What to work on. Check each line of the records below for the word "icon" and give the number of lines that have it, with nothing added.

[Saved data entries]
________________________

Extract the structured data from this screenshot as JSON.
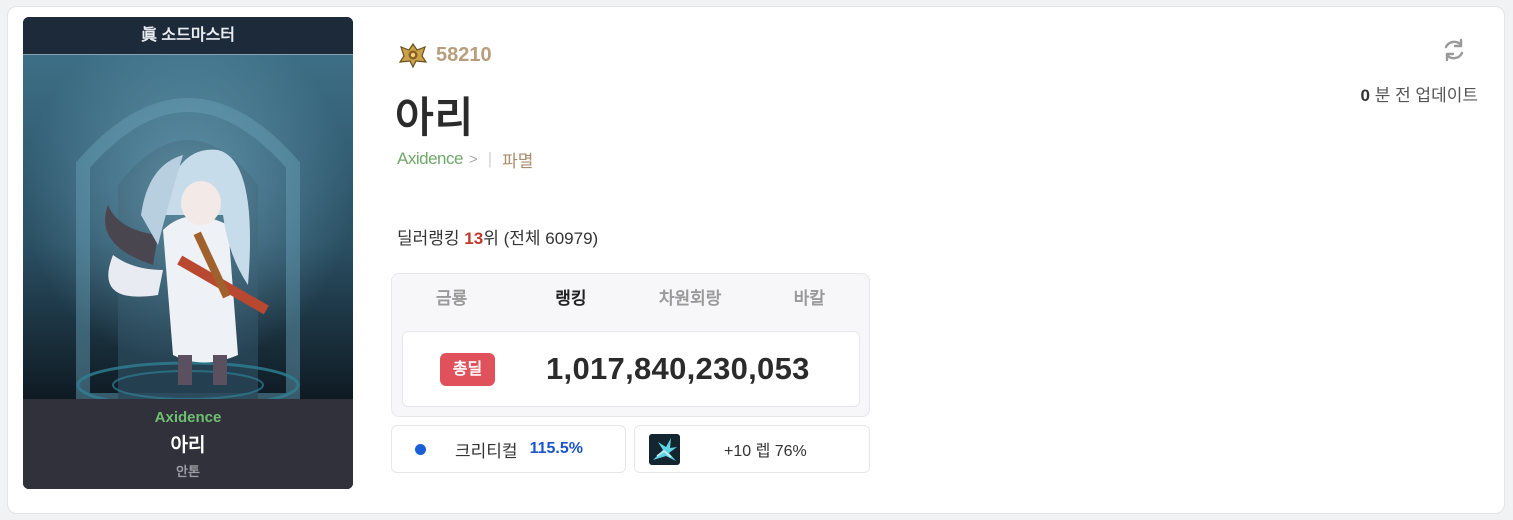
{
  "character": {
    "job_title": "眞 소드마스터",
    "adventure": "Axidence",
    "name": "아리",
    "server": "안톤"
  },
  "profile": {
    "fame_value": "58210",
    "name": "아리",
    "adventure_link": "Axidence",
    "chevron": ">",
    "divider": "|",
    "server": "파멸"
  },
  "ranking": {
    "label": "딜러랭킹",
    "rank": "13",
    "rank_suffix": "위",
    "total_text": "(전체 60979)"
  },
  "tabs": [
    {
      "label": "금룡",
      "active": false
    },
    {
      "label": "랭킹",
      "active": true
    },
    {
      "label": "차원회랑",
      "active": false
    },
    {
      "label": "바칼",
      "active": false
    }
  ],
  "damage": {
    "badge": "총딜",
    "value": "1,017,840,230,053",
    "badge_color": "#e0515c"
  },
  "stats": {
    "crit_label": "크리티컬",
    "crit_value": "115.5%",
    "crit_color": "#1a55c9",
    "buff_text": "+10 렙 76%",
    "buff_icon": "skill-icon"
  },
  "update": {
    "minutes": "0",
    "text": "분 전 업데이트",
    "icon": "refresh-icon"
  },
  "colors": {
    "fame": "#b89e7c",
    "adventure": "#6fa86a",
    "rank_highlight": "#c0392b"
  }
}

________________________

Exercise answer. 2